Items from an interface collection:
---

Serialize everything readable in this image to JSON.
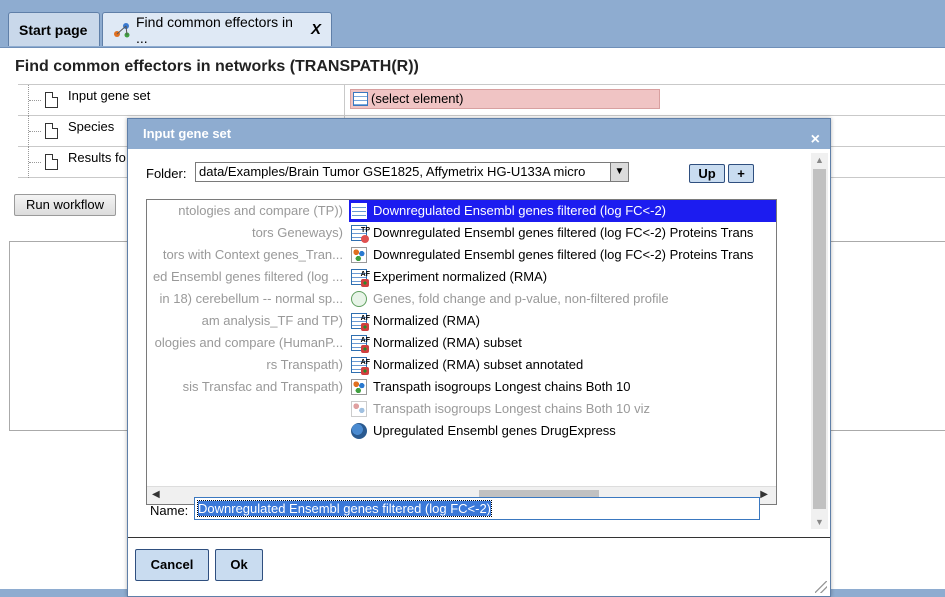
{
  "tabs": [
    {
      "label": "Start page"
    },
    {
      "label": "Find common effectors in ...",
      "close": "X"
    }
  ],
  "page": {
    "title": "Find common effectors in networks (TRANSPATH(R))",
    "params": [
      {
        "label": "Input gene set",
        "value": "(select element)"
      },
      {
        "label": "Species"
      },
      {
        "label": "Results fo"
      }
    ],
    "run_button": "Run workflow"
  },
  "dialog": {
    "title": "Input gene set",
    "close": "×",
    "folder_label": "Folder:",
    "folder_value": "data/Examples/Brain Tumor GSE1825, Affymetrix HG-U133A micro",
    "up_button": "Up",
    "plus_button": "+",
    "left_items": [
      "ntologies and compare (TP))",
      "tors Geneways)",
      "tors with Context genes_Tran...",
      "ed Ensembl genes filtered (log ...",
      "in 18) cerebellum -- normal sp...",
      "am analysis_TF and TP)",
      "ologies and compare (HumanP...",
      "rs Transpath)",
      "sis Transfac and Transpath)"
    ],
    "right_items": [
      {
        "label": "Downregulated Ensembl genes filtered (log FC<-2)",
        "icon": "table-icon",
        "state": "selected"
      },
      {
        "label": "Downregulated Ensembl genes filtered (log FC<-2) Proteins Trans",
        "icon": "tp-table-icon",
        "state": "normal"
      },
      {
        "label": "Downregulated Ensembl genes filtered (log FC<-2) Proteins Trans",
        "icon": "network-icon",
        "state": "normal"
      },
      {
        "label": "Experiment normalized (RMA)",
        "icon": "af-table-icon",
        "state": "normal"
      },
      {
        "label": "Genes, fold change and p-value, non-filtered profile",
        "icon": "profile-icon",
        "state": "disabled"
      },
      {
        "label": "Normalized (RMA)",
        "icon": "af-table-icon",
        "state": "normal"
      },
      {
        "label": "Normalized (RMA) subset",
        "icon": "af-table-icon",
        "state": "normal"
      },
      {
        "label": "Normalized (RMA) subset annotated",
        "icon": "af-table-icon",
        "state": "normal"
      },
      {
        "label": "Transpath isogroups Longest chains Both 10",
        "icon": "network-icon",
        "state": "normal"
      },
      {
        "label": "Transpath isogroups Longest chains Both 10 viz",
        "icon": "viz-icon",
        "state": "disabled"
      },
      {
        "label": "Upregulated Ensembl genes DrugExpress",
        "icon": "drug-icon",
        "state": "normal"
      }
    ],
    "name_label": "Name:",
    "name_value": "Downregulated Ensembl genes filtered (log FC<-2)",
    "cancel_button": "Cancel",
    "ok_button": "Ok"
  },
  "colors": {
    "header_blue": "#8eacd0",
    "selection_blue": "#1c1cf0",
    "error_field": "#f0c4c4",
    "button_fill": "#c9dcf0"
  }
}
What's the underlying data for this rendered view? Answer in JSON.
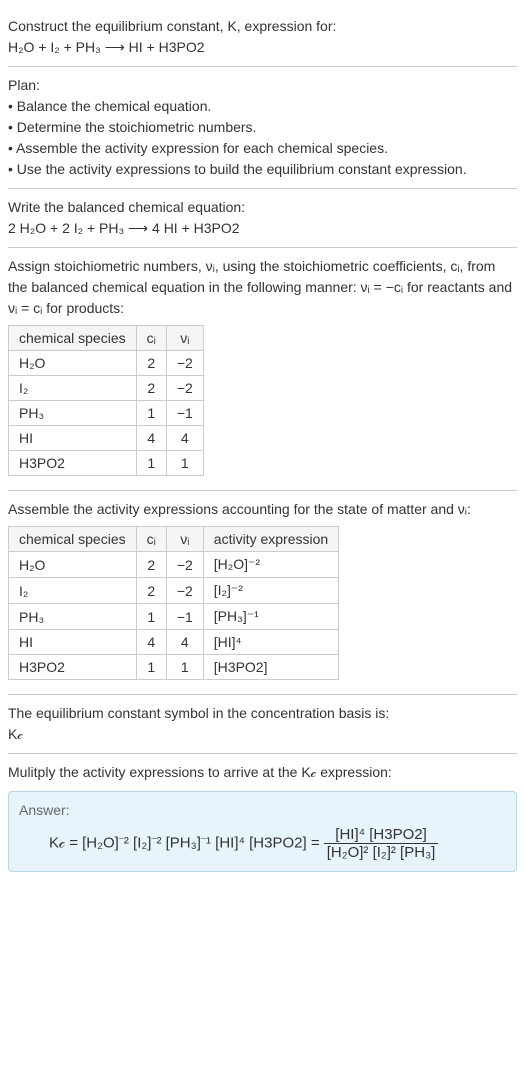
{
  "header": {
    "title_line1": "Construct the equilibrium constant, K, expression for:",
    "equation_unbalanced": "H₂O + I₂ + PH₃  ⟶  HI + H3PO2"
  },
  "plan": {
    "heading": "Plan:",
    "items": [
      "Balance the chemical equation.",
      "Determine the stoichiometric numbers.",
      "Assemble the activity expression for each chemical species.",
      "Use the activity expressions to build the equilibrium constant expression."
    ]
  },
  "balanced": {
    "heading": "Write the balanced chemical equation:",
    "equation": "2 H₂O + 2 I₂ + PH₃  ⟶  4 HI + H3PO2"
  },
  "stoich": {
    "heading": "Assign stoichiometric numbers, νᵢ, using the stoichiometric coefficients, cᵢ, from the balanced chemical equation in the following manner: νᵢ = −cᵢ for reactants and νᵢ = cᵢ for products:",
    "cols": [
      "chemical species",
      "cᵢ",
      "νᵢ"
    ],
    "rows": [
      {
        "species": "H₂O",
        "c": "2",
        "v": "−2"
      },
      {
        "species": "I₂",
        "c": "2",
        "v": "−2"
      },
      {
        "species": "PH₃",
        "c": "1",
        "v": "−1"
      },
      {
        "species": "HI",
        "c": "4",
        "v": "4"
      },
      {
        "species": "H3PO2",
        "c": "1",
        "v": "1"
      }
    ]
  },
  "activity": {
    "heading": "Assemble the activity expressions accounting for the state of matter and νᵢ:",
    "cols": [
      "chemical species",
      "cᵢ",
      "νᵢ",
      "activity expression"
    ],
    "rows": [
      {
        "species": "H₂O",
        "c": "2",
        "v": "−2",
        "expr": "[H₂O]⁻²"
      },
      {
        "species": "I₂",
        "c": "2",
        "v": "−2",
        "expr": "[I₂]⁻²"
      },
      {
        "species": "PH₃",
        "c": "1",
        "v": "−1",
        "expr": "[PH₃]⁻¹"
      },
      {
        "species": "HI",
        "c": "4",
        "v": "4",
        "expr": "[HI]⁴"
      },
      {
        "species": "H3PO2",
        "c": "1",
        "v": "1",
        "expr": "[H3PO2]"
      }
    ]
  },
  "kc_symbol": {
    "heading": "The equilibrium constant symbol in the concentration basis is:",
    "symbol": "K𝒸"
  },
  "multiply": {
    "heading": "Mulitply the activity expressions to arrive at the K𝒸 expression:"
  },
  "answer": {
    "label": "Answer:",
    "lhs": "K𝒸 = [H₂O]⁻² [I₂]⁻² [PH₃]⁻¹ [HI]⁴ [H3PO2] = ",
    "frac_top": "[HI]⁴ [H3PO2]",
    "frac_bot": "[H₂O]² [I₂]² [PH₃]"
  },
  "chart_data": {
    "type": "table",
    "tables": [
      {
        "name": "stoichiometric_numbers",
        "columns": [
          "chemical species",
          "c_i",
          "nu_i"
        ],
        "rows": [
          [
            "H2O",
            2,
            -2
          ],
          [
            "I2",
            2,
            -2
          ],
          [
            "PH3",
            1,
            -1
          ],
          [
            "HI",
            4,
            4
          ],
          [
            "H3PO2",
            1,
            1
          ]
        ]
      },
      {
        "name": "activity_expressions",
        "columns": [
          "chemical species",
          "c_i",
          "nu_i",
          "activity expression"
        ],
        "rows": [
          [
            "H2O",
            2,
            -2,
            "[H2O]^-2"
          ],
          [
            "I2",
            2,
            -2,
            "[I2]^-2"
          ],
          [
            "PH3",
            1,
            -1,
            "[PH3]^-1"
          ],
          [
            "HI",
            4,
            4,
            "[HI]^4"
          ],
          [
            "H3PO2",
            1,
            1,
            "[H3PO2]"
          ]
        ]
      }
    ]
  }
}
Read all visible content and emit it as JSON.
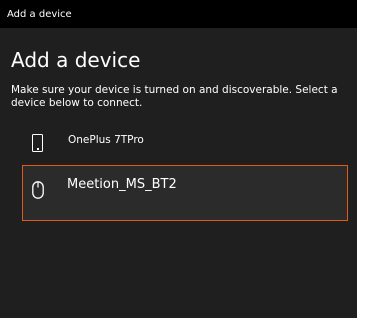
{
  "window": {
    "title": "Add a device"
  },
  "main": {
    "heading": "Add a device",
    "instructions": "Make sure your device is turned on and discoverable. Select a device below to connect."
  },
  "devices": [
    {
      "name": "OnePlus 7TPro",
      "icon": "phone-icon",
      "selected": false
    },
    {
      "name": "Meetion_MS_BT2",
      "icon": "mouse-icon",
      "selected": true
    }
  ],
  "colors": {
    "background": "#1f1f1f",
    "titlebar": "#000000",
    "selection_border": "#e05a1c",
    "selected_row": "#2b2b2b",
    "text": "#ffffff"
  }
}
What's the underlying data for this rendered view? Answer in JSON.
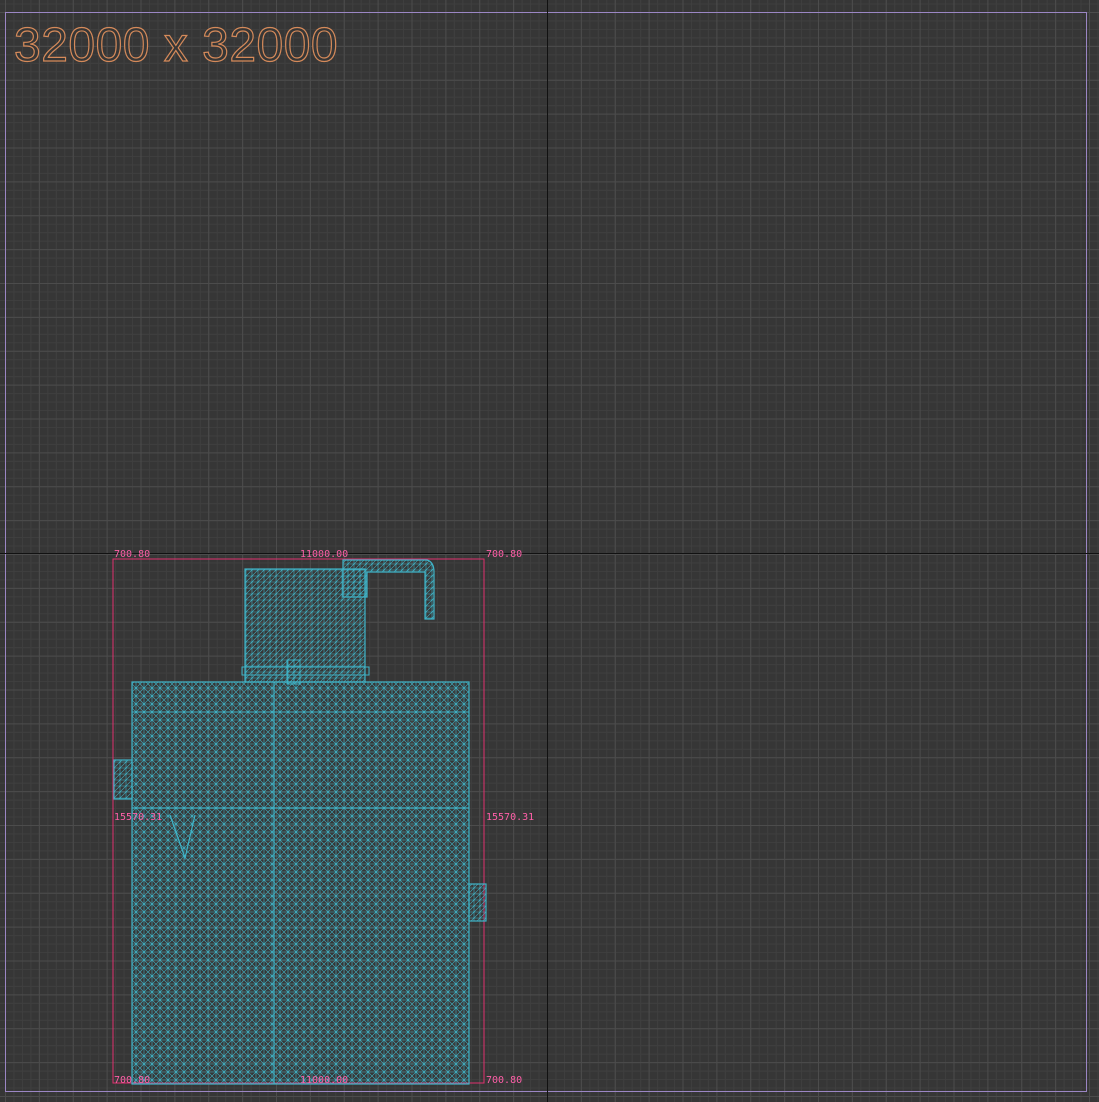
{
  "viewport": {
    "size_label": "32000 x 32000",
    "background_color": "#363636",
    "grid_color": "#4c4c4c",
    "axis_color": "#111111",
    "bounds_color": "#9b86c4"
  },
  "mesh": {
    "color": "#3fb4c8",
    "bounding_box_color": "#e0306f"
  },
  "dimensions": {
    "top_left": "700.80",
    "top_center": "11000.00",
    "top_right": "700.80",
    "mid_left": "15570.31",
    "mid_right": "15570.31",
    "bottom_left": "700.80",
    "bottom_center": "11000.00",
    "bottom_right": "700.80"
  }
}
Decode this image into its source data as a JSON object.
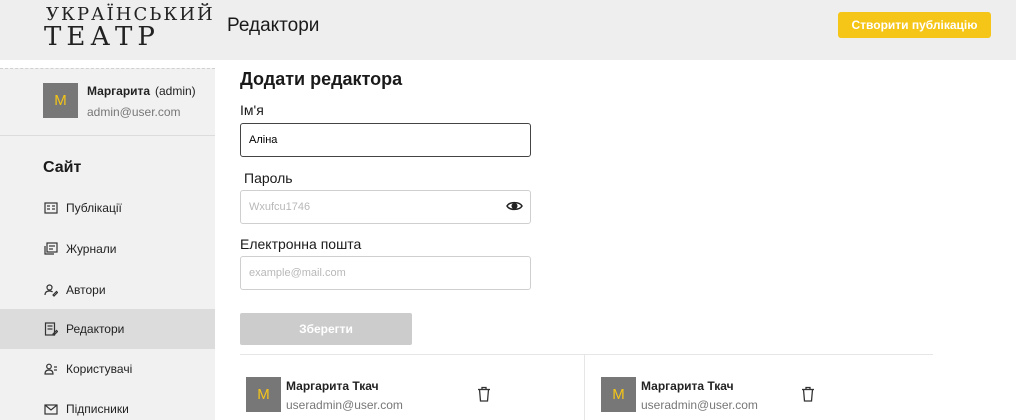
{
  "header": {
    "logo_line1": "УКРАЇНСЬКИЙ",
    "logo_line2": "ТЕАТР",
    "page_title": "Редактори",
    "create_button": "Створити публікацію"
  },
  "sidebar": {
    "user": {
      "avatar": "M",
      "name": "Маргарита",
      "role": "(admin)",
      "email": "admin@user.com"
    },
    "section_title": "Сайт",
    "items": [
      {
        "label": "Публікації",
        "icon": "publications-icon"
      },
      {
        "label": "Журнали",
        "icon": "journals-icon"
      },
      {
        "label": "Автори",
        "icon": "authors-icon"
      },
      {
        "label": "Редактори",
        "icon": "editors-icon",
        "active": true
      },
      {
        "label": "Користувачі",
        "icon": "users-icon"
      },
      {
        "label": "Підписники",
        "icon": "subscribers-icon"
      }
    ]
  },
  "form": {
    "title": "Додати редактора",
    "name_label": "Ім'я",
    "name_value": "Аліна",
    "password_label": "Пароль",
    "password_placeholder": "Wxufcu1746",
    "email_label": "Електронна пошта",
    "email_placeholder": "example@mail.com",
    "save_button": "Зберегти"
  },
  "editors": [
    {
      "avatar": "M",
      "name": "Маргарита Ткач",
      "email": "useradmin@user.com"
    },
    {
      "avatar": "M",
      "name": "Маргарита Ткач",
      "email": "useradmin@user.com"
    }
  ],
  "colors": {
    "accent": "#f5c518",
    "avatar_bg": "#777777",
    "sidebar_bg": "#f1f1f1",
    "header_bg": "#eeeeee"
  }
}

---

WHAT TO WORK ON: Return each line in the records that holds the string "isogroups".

OUTPUT FOR THIS TASK:
        "label": "Transpath isogroups Longest chains Both 10",
        "label": "Transpath isogroups Longest chains Both 10 viz",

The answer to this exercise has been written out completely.